         II. STANDARD OF REVIEW

         A “court shall dismiss [a prisoner's] case at any time if the court determines that ... the action or appeal ... fails to state a claim on which relief may be granted.” 28 U.S.C. § 1915(e)(2)(B)(ii). A complaint should not be dismissed for failure to state a claim “unless ‘after accepting all well-pleaded allegations in the plaintiff's complaint as true and drawing all reasonable factual inferences from those facts in the plaintiff's favor, it appears certain that the plaintiff cannot prove any set of facts in support of his claim entitling him to relief.'” Veney v. Wyche, 293 F.3d 726, 730 (4th Cir. 2002) (quoting Edwards v. City of Goldsboro, 178 F.3d 231, 244 (4th Cir. 1999)). In its frivolity review, a court must determine whether the Complaint raises an indisputably meritless legal theory or is founded upon clearly baseless factual contentions, such as fantastic or delusional scenarios.

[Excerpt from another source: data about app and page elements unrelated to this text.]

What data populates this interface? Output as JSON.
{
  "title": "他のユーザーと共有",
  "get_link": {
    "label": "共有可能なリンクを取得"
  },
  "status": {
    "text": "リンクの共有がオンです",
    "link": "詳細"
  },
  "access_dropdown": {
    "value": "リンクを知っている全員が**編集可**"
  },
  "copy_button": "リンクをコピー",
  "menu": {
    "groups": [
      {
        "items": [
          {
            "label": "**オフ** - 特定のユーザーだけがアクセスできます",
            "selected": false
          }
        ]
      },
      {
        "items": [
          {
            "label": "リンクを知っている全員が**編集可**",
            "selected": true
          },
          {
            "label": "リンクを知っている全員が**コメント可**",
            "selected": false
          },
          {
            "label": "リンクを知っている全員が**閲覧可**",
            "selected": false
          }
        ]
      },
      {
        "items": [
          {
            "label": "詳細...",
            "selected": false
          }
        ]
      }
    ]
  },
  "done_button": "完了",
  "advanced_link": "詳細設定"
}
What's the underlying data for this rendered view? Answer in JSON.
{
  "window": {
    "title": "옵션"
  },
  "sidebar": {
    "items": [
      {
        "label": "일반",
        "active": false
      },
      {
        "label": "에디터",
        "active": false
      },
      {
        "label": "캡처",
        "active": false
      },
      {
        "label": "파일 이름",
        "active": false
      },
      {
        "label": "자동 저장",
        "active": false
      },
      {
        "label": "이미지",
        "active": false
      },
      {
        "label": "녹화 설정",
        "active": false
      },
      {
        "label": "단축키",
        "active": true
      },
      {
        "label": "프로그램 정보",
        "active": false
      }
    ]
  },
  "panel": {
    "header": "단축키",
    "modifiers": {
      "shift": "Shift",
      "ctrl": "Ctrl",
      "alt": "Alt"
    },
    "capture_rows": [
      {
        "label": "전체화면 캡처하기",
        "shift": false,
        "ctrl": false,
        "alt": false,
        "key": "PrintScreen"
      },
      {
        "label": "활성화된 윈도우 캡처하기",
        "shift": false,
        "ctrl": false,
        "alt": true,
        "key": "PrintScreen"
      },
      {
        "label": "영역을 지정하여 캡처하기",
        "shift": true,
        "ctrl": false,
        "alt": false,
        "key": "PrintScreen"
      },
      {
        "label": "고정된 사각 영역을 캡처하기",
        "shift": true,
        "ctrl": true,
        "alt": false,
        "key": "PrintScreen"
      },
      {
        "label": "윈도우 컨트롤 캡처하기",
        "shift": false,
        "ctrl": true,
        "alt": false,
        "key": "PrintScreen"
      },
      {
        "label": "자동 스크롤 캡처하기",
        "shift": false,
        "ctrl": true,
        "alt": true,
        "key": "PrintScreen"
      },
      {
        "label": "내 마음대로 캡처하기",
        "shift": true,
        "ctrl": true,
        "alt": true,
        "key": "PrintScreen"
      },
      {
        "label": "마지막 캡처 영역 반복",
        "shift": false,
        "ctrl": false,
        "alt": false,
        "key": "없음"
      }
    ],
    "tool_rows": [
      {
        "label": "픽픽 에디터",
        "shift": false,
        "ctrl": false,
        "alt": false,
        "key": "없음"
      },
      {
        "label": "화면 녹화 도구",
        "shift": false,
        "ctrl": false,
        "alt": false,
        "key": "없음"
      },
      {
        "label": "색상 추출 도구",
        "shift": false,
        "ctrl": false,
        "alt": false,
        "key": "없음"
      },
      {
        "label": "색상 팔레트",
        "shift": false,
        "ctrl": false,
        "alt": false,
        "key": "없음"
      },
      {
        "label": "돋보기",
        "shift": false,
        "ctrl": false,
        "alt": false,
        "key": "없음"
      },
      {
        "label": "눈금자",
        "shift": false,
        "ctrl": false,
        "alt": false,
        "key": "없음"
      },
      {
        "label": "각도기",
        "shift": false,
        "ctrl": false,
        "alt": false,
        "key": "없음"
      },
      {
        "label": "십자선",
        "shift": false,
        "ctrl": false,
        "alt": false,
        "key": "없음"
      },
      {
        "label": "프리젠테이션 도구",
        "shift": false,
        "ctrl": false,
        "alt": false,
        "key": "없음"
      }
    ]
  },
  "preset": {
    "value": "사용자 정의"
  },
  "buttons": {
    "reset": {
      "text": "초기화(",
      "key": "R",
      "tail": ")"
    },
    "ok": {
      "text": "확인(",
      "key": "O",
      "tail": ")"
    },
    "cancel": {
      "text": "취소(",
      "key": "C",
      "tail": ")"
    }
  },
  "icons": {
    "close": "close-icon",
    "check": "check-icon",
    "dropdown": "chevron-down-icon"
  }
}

Neitzke v. Williams, 490 U.S. 319, 327-28 (1989).

         A pro se complaint must be construed liberally. Haines v. Kerner, 404 U.S. 519, 520 (1972); see also Smith v. Smith, 589 F.3d 736, 738 (4th Cir. 2009) (“Liberal construction of the pleadings is particularly appropriate where … there is a pro se complaint raising civil rights issues.”). However, the liberal construction requirement will not permit a district court to ignore a clear failure to allege facts in his complaint which set forth a claim that is cognizable under federal law. Weller v. Dep't of Soc. Servs., 901 F.2d 387 (4th Cir. 1990). A pro se complaint must still contain sufficient facts “to raise a right to relief above the speculative level” and “state a claim to relief that is plausible on its face.” Bell Atl. Corp. v. Twombly, 550 U.S. 544, 555, 570 (2007); see Ashcroft v. Iqbal, 556 U.S. 662 (2009) (the Twombly plausibility standard applies to all federal civil complaints including those filed under § 1983). This “plausibility standard requires a plaintiff to demonstrate more than a sheer possibility that a defendant has acted unlawfully.” Francis v. Giacomelli, 588 F.3d 186, 193 (4th Cir. 2009) (internal quotation marks omitted). He must articulate facts that, when accepted as true, demonstrate he has stated a claim entitling him to relief. Id.

         III. DISCUSSION

         (1) Unnamed Individuals

         The Federal Rules of Civil Procedure provide that, “[i]n the complaint the title of the action shall include the names of all the parties.” Fed.R.Civ.P. 10(a); see Myles v. United States, 416 F.3d 551 (7th Cir. 2005) (“to make someone a party the plaintiff must specify him in the caption and arrange for service of process.”). Although pro se litigants are entitled to have their pleadings liberally construed, Haines, 404 U.S. at 520, “[d]istrict judges have no obligation to act as counsel or paralegal to pro se litigants, ” Pliler v. Ford, 542 U.S. 225 (2004).

         The body of the Complaint refers to individuals who are not named as defendants in the caption as required by Rule 10(a). This failure renders Plaintiff's allegations against them nullities. See, e.g., Londeree v. Crutchfield Corp., 68 F.Supp.2d 718 (W.D. Va. Sept. 29, 1999) (granting motion to dismiss for individuals who were not named as defendants in the compliant but who were served). ...


Buy This Entire Record For $7.95

Download the entire decision to receive the complete text, official citation,
docket number, dissents and concurrences, and footnotes for this case.

Learn more about what you receive with purchase of this case.